- [How to complete this task]: Scan the records for the string "title". State how many lines contain it and add nothing.

- [Data for review]:

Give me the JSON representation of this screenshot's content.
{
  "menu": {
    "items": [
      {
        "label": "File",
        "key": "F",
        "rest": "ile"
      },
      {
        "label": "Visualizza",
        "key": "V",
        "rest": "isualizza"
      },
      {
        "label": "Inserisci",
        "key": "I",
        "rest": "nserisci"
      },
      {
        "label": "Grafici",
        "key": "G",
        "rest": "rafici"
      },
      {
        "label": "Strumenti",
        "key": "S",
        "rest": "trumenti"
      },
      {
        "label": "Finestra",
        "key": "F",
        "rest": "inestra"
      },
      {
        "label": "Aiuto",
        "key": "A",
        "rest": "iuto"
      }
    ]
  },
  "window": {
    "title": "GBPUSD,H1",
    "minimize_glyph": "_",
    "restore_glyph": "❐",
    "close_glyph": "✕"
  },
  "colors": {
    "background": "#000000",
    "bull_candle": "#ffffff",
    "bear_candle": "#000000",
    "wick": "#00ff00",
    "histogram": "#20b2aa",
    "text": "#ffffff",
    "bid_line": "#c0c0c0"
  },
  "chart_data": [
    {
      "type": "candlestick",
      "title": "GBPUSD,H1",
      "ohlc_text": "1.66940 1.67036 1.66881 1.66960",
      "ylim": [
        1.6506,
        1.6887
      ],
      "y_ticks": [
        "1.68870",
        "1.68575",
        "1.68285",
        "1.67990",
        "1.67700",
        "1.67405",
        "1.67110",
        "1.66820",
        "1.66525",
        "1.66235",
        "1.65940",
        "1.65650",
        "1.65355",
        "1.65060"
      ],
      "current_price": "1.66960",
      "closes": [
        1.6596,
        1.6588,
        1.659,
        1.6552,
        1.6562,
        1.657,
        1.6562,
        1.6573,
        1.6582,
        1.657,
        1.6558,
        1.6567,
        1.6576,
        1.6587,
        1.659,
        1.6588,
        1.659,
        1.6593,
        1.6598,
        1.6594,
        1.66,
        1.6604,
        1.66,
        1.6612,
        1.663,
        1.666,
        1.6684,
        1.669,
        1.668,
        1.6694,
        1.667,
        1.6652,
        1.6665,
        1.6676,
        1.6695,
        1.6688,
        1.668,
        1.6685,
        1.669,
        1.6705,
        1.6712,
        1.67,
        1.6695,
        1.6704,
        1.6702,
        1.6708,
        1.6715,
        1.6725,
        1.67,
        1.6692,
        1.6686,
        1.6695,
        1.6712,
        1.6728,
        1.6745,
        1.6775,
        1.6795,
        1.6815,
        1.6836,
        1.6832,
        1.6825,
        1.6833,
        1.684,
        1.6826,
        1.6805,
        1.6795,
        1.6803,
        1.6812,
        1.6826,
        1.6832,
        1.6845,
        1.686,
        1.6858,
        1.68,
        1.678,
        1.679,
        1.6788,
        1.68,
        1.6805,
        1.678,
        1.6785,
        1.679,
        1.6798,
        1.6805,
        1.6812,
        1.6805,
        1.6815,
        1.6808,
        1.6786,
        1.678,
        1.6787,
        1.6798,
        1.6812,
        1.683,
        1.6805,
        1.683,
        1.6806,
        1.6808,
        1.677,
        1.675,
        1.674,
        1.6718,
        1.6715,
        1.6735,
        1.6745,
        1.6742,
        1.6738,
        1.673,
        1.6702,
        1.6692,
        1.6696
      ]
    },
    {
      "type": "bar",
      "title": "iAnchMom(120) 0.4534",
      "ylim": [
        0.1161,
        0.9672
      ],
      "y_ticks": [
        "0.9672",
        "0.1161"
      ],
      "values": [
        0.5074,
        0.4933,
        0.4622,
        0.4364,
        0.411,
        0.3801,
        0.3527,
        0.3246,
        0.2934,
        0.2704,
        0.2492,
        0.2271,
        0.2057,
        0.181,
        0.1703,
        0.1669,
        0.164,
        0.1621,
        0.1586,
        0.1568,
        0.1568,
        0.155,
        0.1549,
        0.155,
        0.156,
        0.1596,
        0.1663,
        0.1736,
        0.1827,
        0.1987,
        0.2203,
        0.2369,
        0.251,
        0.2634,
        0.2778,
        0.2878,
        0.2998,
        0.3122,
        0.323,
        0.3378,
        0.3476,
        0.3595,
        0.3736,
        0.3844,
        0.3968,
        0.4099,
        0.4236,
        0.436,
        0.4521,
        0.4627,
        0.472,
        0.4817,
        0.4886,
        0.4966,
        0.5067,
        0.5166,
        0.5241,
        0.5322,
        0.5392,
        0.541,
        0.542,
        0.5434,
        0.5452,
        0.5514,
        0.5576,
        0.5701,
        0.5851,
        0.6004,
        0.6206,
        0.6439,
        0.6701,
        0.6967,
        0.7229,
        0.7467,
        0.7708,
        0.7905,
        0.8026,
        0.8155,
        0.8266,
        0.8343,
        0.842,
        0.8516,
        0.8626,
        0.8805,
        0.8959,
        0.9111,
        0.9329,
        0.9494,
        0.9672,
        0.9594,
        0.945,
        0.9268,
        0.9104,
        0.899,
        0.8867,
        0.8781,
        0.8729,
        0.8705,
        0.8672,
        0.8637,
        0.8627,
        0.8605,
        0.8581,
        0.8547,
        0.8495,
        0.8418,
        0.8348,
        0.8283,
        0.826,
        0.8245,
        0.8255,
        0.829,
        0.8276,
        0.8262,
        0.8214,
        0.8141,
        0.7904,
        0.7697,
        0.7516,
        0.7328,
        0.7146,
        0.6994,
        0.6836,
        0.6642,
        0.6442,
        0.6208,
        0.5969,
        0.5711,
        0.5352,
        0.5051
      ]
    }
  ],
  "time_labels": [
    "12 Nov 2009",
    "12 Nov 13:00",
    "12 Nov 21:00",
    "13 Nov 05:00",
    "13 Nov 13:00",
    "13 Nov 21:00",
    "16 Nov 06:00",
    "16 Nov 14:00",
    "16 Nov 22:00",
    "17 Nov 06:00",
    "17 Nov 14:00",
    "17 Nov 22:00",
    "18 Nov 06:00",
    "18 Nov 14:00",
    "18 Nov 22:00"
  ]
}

- [Response below]: 3